Jeannie Annan, PhD
Dr. Jeannie Annan is the director of research and evaluation at the International Rescue Committee (IRC) and a Visiting Scientist at the Harvard School of Public Health. Prior to joining the IRC, Dr. Annan worked for nongovernmental education and child protection programs in Kosovo, northern Uganda, and South Sudan. Her research focuses on sexual and gender-based violence against women, children and youth in armed conflict, and psychosocial programs for victims of wartime and sexual violence.
The Blanche F. Ittleson Award recognizes outstanding achievement in the delivery of children's services and the promotion of children's mental health.
Mary Ann McCabe, PhD
Mary Ann McCabe (PhD, ABPP) is Associate Clinical Professor of Pediatrics at the George Washington University School of Medicine and Affiliate Faculty in Applied Developmental Psychology at George Mason University. She is also a clinical psychologist and consultant in independent practice. Dr. McCabe is a member of the National Academies Forum on Promoting Children’s Cognitive, Affective and Behavioral Health, and Chair on the forum collaborative on health care reform. She is also Past-President of the Society for Child and Family Policy, Chair of the American Psychological Association Interdivisional Task Force for Child and Adolescent Mental Health, and Chair of the Consortium for Science-Based Information on Children, Youth and Families. She led the planning of two national interdisciplinary summits on child mental health in 2009 and 2013. Most recently Dr. McCabe was Director of the Office for Policy and Communications for the Society for Research in Child Development (SRCD) where she oversaw bridging research with policy and practice and directed the SRCD Congressional and Executive Branch policy fellowship programs. Previously, she was the Director of Health Psychology and Director of Training in Psychology at Children’s National Medical Center. Her areas of scholarship have included knowledge transfer across research, practice and policy, promoting child mental health, and minors' capacity for involvement in decision making about medical and mental health treatment and research. Her doctoral training was completed at Catholic University of America, followed by an internship and fellowships with Harvard Medical School at Children’s Hospital of Boston/Judge Baker Children’s Center.
The Marion Langer Award recognizes distinction in social advocacy and the pursuit of human rights.
Emily Vargas-Baron, PhD
Dr. Emily Vargas-Baron directs and conducts activities for The RISE Institute, a nonprofit organization committed to supporting activities for education and early childhood development in countries affected by conflict or extreme poverty. She also consults internationally in the fields of education and integrated early childhood development, focusing on policy planning, training, program design, and evaluation research. From 1994 to 2001, she was Deputy Assistant Administrator of the U.S. Agency for International Development, where she directed the Center for Human Capacity Development.
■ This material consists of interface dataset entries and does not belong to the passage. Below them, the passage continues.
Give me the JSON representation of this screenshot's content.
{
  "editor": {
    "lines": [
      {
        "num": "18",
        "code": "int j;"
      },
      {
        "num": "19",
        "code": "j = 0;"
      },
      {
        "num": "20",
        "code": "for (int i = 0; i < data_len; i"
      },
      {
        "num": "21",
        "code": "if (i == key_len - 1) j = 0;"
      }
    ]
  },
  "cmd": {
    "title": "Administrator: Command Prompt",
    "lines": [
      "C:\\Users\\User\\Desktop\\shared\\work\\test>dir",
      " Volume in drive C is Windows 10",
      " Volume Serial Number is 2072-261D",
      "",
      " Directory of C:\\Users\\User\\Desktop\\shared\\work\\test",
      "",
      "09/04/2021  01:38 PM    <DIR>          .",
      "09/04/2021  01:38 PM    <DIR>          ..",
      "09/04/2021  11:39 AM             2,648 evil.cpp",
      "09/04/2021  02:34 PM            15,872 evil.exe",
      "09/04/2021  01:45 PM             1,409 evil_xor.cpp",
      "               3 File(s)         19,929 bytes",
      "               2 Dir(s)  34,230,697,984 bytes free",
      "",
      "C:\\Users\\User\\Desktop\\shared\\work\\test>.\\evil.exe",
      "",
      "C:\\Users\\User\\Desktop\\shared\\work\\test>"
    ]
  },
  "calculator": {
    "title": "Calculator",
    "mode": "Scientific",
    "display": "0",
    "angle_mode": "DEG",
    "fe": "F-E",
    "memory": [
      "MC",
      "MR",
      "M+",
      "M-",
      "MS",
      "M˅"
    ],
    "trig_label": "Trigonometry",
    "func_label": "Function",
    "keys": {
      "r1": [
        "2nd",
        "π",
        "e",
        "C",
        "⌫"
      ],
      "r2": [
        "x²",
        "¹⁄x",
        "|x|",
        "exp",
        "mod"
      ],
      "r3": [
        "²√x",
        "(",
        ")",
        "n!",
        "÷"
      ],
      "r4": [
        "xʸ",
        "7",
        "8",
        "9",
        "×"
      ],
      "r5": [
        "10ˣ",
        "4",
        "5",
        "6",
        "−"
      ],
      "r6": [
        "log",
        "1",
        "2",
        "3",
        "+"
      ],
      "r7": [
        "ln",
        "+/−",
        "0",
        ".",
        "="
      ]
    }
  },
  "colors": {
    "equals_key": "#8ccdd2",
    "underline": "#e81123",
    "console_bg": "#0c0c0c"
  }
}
Previously, she founded and directed a research and development institute for early childhood development in Austin, Texas, called the Center for Development, Education, and Nutrition (now called Any Baby Can). Dr. Vargas-Barón was an Education Advisor for the Bogotá Office of The Ford Foundation and a Program Specialist in Education for UNESCO in Paris. She holds a Ph.D. in Anthropology with a focus on Education from Stanford University, where she was also an Associate of the Stanford International Development Education Center. She is the author of many books, chapters, articles, and research and evaluation studies, and she has worked in Latin America, the Caribbean, Sub-Saharan Africa, North Africa, the Middle East, Europe, Eastern Europe, the Caucasus, Central Asia, and South Asia.